TASK MATERIAL:
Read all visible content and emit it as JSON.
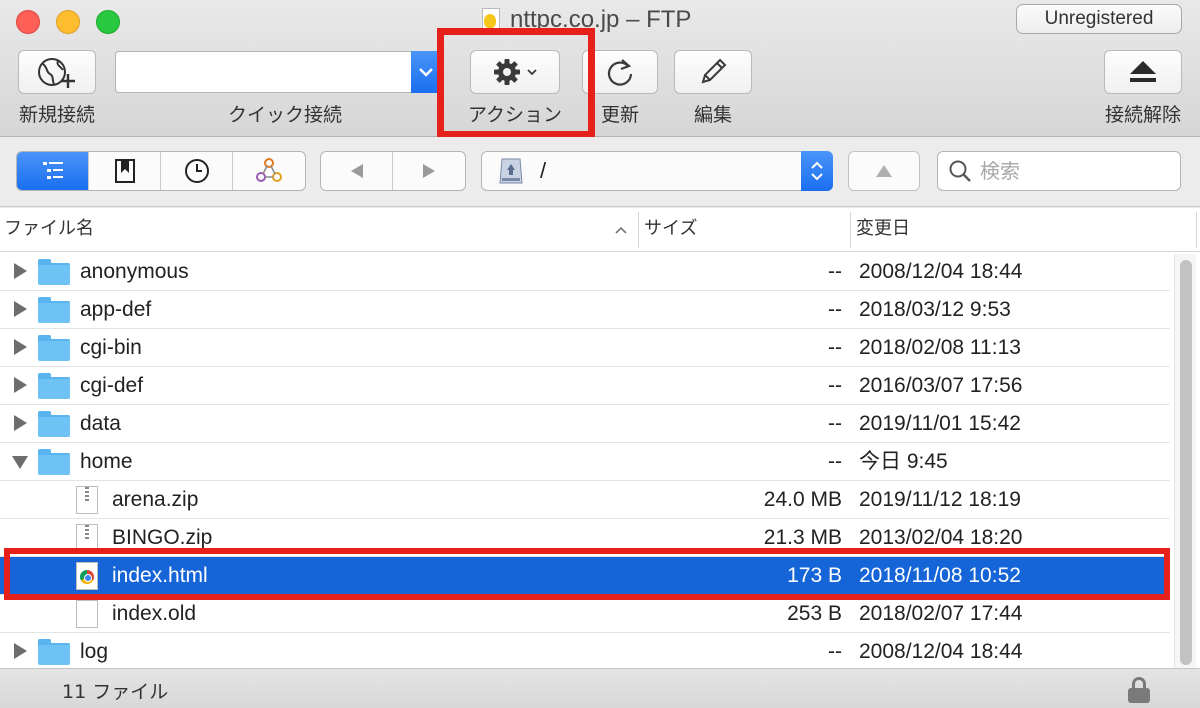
{
  "window": {
    "title": "nttpc.co.jp – FTP",
    "badge": "Unregistered"
  },
  "toolbar": {
    "new_connection": "新規接続",
    "quick_connect": "クイック接続",
    "quick_connect_value": "",
    "action": "アクション",
    "refresh": "更新",
    "edit": "編集",
    "disconnect": "接続解除"
  },
  "nav": {
    "path": "/",
    "search_placeholder": "検索"
  },
  "columns": {
    "name": "ファイル名",
    "size": "サイズ",
    "modified": "変更日"
  },
  "files": [
    {
      "name": "anonymous",
      "size": "--",
      "date": "2008/12/04 18:44",
      "kind": "folder",
      "expanded": false
    },
    {
      "name": "app-def",
      "size": "--",
      "date": "2018/03/12 9:53",
      "kind": "folder",
      "expanded": false
    },
    {
      "name": "cgi-bin",
      "size": "--",
      "date": "2018/02/08 11:13",
      "kind": "folder",
      "expanded": false
    },
    {
      "name": "cgi-def",
      "size": "--",
      "date": "2016/03/07 17:56",
      "kind": "folder",
      "expanded": false
    },
    {
      "name": "data",
      "size": "--",
      "date": "2019/11/01 15:42",
      "kind": "folder",
      "expanded": false
    },
    {
      "name": "home",
      "size": "--",
      "date": "今日 9:45",
      "kind": "folder",
      "expanded": true
    },
    {
      "name": "arena.zip",
      "size": "24.0 MB",
      "date": "2019/11/12 18:19",
      "kind": "zip"
    },
    {
      "name": "BINGO.zip",
      "size": "21.3 MB",
      "date": "2013/02/04 18:20",
      "kind": "zip"
    },
    {
      "name": "index.html",
      "size": "173 B",
      "date": "2018/11/08 10:52",
      "kind": "html",
      "selected": true
    },
    {
      "name": "index.old",
      "size": "253 B",
      "date": "2018/02/07 17:44",
      "kind": "doc"
    },
    {
      "name": "log",
      "size": "--",
      "date": "2008/12/04 18:44",
      "kind": "folder",
      "expanded": false
    }
  ],
  "status": {
    "count": "11 ファイル"
  },
  "colors": {
    "accent": "#1a6ef0",
    "selection": "#1565d8",
    "highlight_annotation": "#e8201b"
  }
}
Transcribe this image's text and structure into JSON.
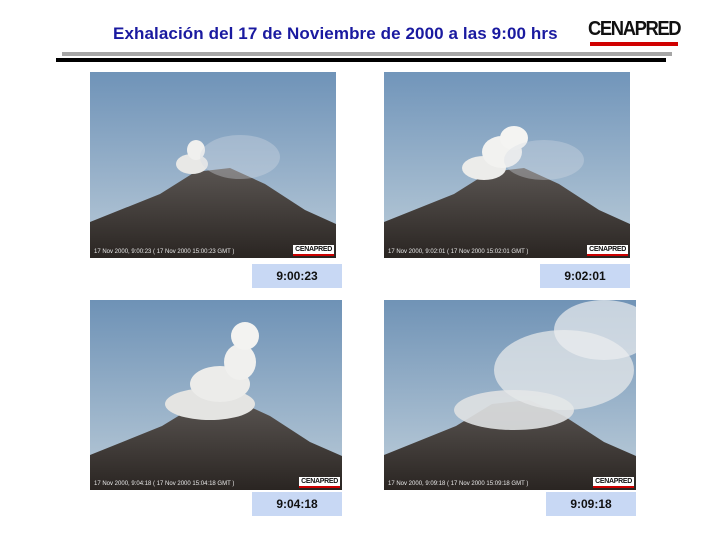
{
  "header": {
    "title": "Exhalación del 17 de Noviembre de 2000 a las 9:00 hrs",
    "logo_text": "CENAPRED"
  },
  "frames": [
    {
      "caption": "9:00:23",
      "stamp": "17 Nov 2000, 9:00:23 ( 17 Nov 2000 15:00:23 GMT )",
      "watermark": "CENAPRED"
    },
    {
      "caption": "9:02:01",
      "stamp": "17 Nov 2000, 9:02:01 ( 17 Nov 2000 15:02:01 GMT )",
      "watermark": "CENAPRED"
    },
    {
      "caption": "9:04:18",
      "stamp": "17 Nov 2000, 9:04:18 ( 17 Nov 2000 15:04:18 GMT )",
      "watermark": "CENAPRED"
    },
    {
      "caption": "9:09:18",
      "stamp": "17 Nov 2000, 9:09:18 ( 17 Nov 2000 15:09:18 GMT )",
      "watermark": "CENAPRED"
    }
  ],
  "colors": {
    "title": "#1a1aa0",
    "logo_underline": "#d00000",
    "caption_bg": "#c8d8f4"
  }
}
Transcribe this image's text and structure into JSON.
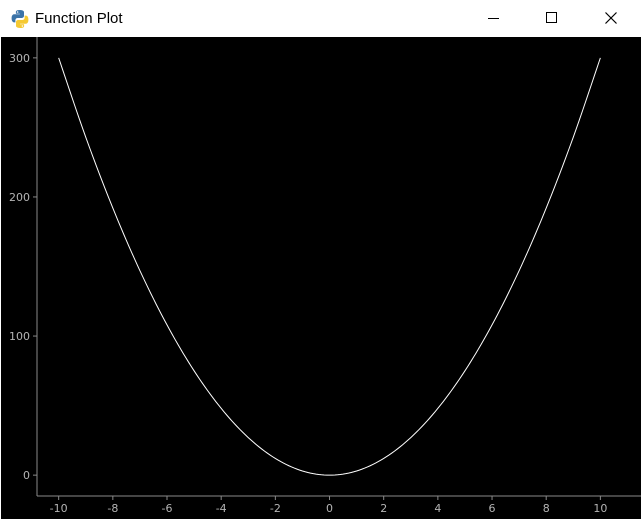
{
  "window": {
    "title": "Function Plot",
    "icon": "python-logo-icon",
    "controls": [
      "minimize-icon",
      "maximize-icon",
      "close-icon"
    ]
  },
  "colors": {
    "plot_background": "#000000",
    "curve": "#ffffff",
    "axis": "#8a8a8a",
    "tick_label": "#b4b4b4"
  },
  "chart_data": {
    "type": "line",
    "title": "",
    "xlabel": "",
    "ylabel": "",
    "xlim": [
      -10.8,
      11.5
    ],
    "ylim": [
      -15,
      315
    ],
    "x_ticks": [
      -10,
      -8,
      -6,
      -4,
      -2,
      0,
      2,
      4,
      6,
      8,
      10
    ],
    "y_ticks": [
      0,
      100,
      200,
      300
    ],
    "grid": false,
    "legend": "none",
    "series": [
      {
        "x": [
          -10,
          -9,
          -8,
          -7,
          -6,
          -5,
          -4,
          -3,
          -2,
          -1,
          0,
          1,
          2,
          3,
          4,
          5,
          6,
          7,
          8,
          9,
          10
        ],
        "y": [
          300,
          243,
          192,
          147,
          108,
          75,
          48,
          27,
          12,
          3,
          0,
          3,
          12,
          27,
          48,
          75,
          108,
          147,
          192,
          243,
          300
        ]
      }
    ]
  }
}
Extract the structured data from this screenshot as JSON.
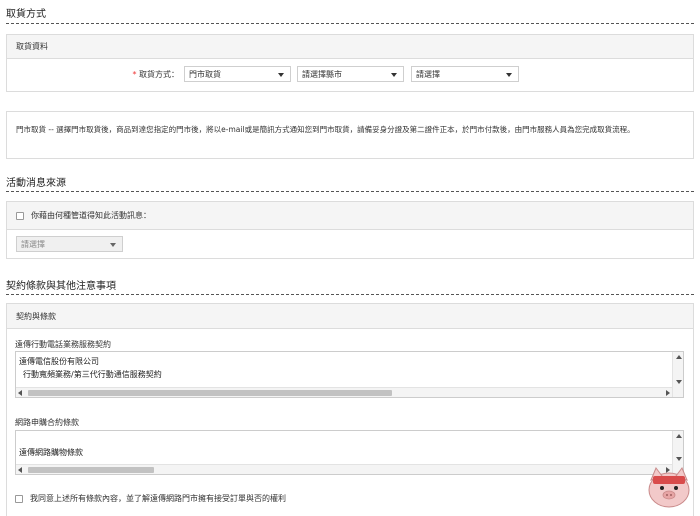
{
  "pickup": {
    "title": "取貨方式",
    "panel_title": "取貨資料",
    "required_mark": "*",
    "field_label": "取貨方式：",
    "method_select": "門市取貨",
    "county_select": "請選擇縣市",
    "store_select": "請選擇",
    "notice": "門市取貨 -- 選擇門市取貨後，商品到達您指定的門市後，將以e-mail或是簡訊方式通知您到門市取貨，請備妥身分證及第二證件正本，於門市付款後，由門市服務人員為您完成取貨流程。"
  },
  "activity": {
    "title": "活動消息來源",
    "question": "你藉由何種管道得知此活動訊息：",
    "source_select": "請選擇"
  },
  "terms": {
    "title": "契約條款與其他注意事項",
    "panel_title": "契約與條款",
    "mobile_contract_label": "遠傳行動電話業務服務契約",
    "mobile_contract_lines": [
      "遠傳電信股份有限公司",
      "行動寬頻業務/第三代行動通信服務契約"
    ],
    "online_terms_label": "網路申購合約條款",
    "online_terms_lines": [
      "遠傳網路購物條款"
    ],
    "agree_text": "我同意上述所有條款內容，並了解遠傳網路門市擁有接受訂單與否的權利"
  }
}
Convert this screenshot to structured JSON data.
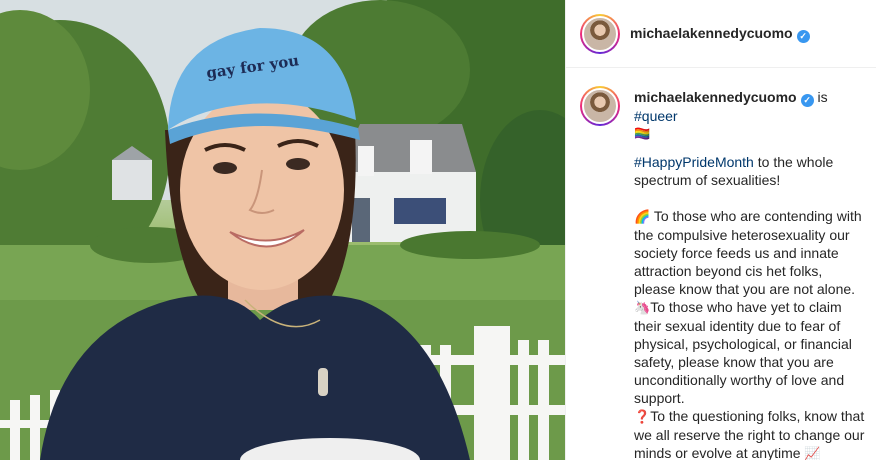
{
  "post": {
    "username": "michaelakennedycuomo",
    "verified_mark": "✓",
    "caption_intro_prefix": "is",
    "caption_intro_tag": "#queer",
    "caption_intro_emoji": "🏳️‍🌈",
    "hashtag_pride": "#HappyPrideMonth",
    "pride_line": "to the whole spectrum of sexualities!",
    "para1_emoji": "🌈",
    "para1": "To those who are contending with the compulsive heterosexuality our society force feeds us and innate attraction beyond cis het folks, please know that you are not alone.",
    "para2_emoji": "🦄",
    "para2": "To those who have yet to claim their sexual identity due to fear of physical, psychological, or financial safety, please know that you are unconditionally worthy of love and support.",
    "para3_emoji": "❓",
    "para3": "To the questioning folks, know that we all reserve the right to change our minds or evolve at anytime",
    "para3_end_emoji": "📈",
    "hat_text": "gay for you"
  },
  "colors": {
    "hat": "#6cb4e4",
    "sweater": "#1f2b45",
    "link": "#00376b",
    "verified": "#3897f0"
  }
}
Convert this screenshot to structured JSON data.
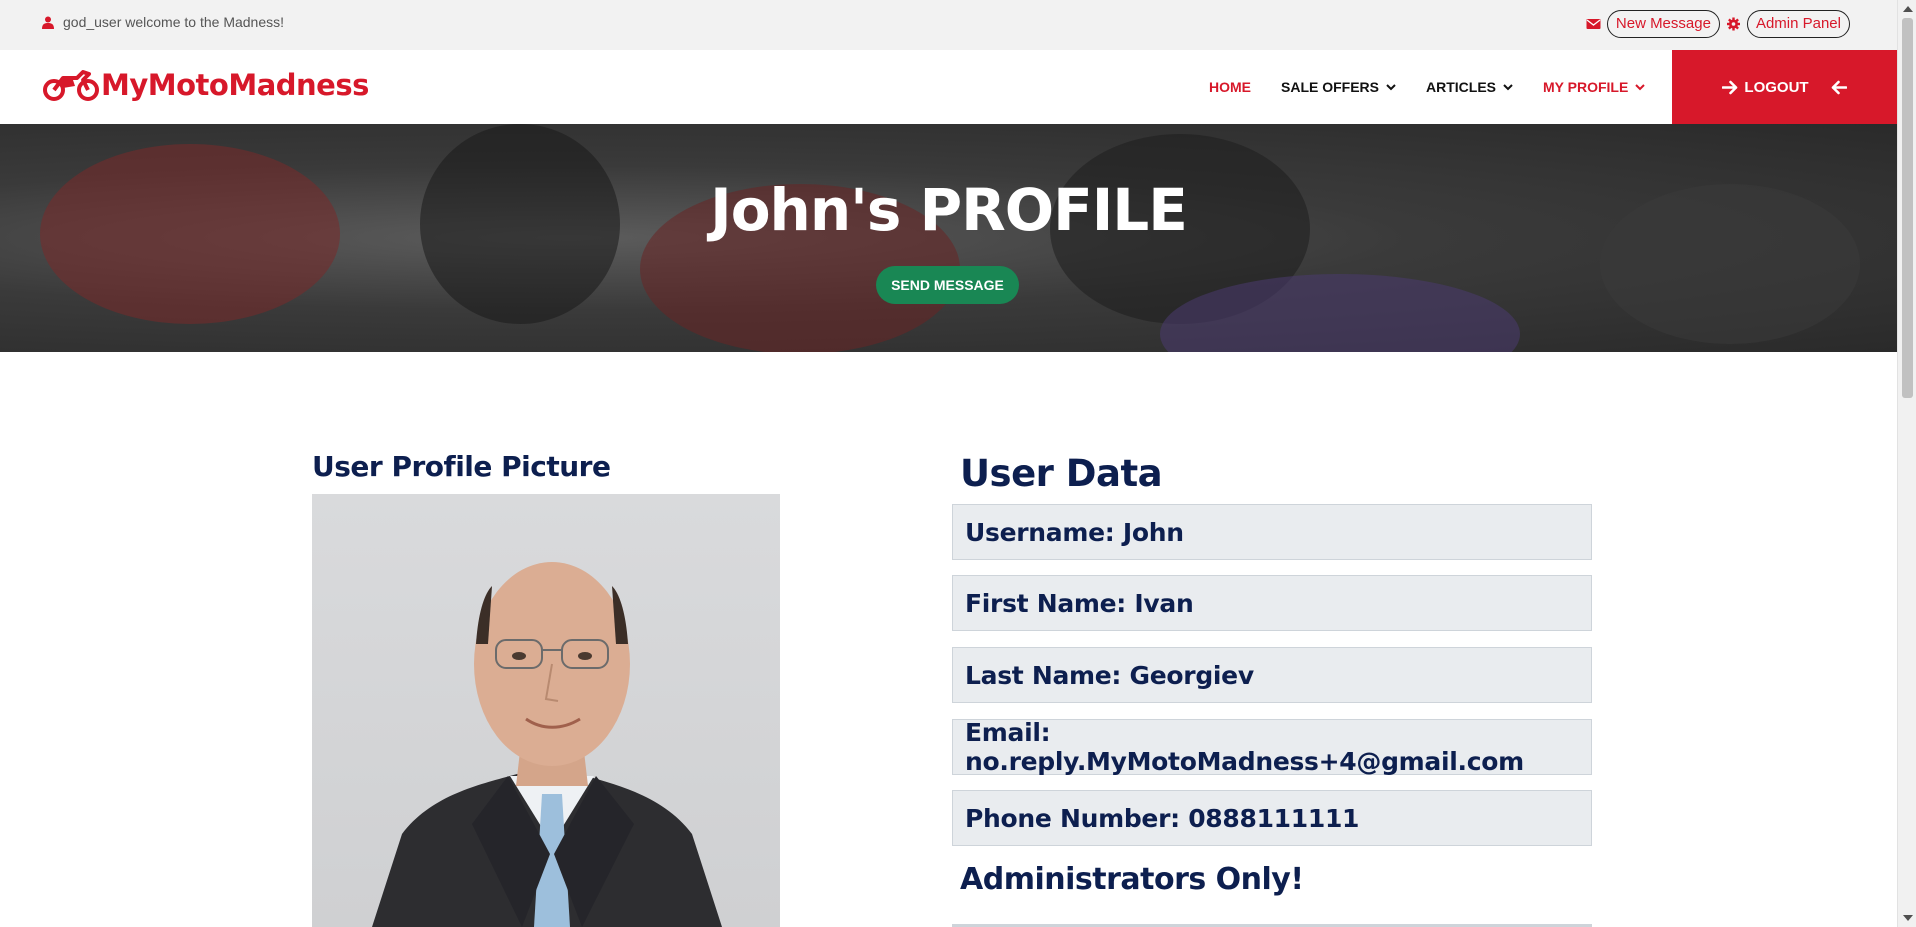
{
  "topbar": {
    "welcome_text": "god_user welcome to the Madness!",
    "new_message_label": "New Message",
    "admin_panel_label": "Admin Panel"
  },
  "header": {
    "logo_text": "MyMotoMadness",
    "nav": [
      {
        "label": "HOME",
        "active": true,
        "dropdown": false
      },
      {
        "label": "SALE OFFERS",
        "active": false,
        "dropdown": true
      },
      {
        "label": "ARTICLES",
        "active": false,
        "dropdown": true
      },
      {
        "label": "MY PROFILE",
        "active": true,
        "dropdown": true
      }
    ],
    "logout_label": "LOGOUT"
  },
  "banner": {
    "title": "John's PROFILE",
    "send_message_label": "SEND MESSAGE"
  },
  "profile": {
    "picture_title": "User Profile Picture",
    "data_title": "User Data",
    "fields": [
      {
        "label": "Username: John"
      },
      {
        "label": "First Name: Ivan"
      },
      {
        "label": "Last Name: Georgiev"
      },
      {
        "label": "Email: no.reply.MyMotoMadness+4@gmail.com"
      },
      {
        "label": "Phone Number: 0888111111"
      }
    ],
    "admin_title": "Administrators Only!"
  },
  "colors": {
    "brand_red": "#d7182a",
    "navy": "#0d1f4f",
    "green_button": "#198754",
    "field_bg": "#e9ecef"
  },
  "icons": [
    "user-icon",
    "envelope-icon",
    "gear-icon",
    "motorcycle-logo-icon",
    "chevron-down-icon",
    "arrow-right-icon",
    "arrow-left-icon"
  ]
}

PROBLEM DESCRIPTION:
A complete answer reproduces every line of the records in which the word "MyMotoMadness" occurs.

OUTPUT FOR THIS TASK:
    "logo_text": "MyMotoMadness",
        "label": "Email: no.reply.MyMotoMadness+4@gmail.com"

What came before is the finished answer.